Several months after waking up from her “coma,” Cameron and her grandmother have settled into a life more normal than Cam can ever remember having. But when a familiar face shows up at her grandmother’s beach-side cafe, promising to take her to her father – her previously thought dead father – Cameron’s illusion of safety and normalcy is shattered. Triggered by the face of the handsome stranger and his outrageous claims, long lost memories begin to resurface, and her patchy recollections might be all she has with which to protect both herself and her heart from those who would use her for their own purposes.
One of the reasons I enjoyed The Mind Readers as much as I did – besides the building romance between Cameron & Lewis – is how unsettled I felt while reading the book. Behind the bright and alluring facade of the mind readers’ world and the convincing rhetoric that’s being pushed at Cameron constantly, there’s an undercurrent of unease and distrust that prevails over all the attractive trappings. In The Mind Thieves, Brighton takes these feelings she’s engendered and makes them even more pervasive than they were in the first book, creating an atmosphere that exposes just how trapped Cameron is in the mind reader world – just how backed into a corner, how monitored she is. There’s also a profound sense of moral ambiguity that surrounds Cameron’s circumstances, which adds an extra level of interest.
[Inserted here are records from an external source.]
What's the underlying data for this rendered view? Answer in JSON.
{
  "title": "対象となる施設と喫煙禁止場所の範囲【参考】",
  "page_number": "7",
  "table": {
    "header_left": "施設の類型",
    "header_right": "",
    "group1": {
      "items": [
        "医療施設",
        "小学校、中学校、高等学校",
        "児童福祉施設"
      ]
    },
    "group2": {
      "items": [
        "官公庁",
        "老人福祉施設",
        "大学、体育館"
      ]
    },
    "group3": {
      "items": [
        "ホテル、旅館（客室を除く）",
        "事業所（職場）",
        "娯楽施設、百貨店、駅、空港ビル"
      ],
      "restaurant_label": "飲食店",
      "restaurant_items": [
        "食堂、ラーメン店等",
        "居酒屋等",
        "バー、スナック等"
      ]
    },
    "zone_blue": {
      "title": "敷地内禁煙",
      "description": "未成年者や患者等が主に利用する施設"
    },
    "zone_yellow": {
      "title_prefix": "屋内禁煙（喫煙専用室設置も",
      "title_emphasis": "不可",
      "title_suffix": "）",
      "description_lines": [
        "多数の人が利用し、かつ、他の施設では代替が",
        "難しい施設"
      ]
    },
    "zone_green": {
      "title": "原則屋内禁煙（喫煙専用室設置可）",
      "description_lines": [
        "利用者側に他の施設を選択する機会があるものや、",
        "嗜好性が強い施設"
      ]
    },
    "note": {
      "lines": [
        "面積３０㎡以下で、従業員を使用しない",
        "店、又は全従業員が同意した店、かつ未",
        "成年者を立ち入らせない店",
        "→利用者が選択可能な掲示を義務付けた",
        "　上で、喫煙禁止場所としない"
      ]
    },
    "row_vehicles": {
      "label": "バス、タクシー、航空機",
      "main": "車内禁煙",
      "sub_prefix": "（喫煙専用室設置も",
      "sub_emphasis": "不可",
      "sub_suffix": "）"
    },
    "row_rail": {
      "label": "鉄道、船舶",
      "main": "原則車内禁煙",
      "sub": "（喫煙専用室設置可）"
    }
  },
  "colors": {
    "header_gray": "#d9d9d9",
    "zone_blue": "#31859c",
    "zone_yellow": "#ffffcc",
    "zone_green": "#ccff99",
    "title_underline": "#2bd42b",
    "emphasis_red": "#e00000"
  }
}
For me, a story always tends to be more compelling when there are shades of gray, and let’s just say this world is all sorts of interesting. Brighton just did a fantastic job at heightening the tension, and I’m extremely intrigued by how it will all end up playing out.
In The Mind Thieves, Cameron finds herself a much desired entity among several groups – groups that will stop short of nothing to have her. Caught in the middle of this struggle that she doesn’t remember within a world with which she’s not familiar and that she’s been protected from for so very long, Cameron has very little knowledge of how to navigate the politics and circumstances in which she finds herself. She doesn’t know who to trust, she’s alone, and a bit adrift. In the midst of all this outer and inner turmoil she’s embroiled in, she’s slowly regaining the memories that were stolen from her. Cameron does have good instincts about people, but her reclaimed memories give her an advantage, provide her with a purpose, give her a healthy skepticism about people and their motives, and help protect her in an environment that is as unfamiliar as it is dangerous.
The growth that Cameron undergoes because of her experiences in The Mind Thieves is wonderful. Instead of her situation making Cameron merely seem the hapless, helpless victim, she instead grows stronger as a character. She’s already fed up with being treated as though she can’t handle the truth, of feeling “protected,” of being used, of putting her trust in people who abuse it. She’s had it, and she begins to do something about it. However, while she’s discerning, independent, and skeptical, that doesn’t mean things don’t throw her for a loop once in awhile. I love that her judgment, at times, is clouded by her heart – her vulnerabilities and susceptibility to understandable emotions make her character believable. I think that, despite her experiences, Cameron is a person who really would like to give people the benefit of the doubt. I really like where Brighton brings Cameron in this novel, and I’m really excited to see where her character development will go in the third book.
So… the question: is there romance in this book? Yes. The romance in this book isn’t quite as prevalent as it was in the first book, and yet at the same time it is. Cryptic, much? No, but really, that’s all I’m going to say. It’s good, and you should read it and figure out what I’m talking about… or rather, what I’m not talking about.
Overall, if you like stories in which your heroines or heroes get stuck in seemingly impossible situations; if you like when characters have depth and experience growth; if you like moral and ethical dilemmas; if you like intrigue, action, mystery and romance… then pick up The Mind Readers series by Lori Brighton.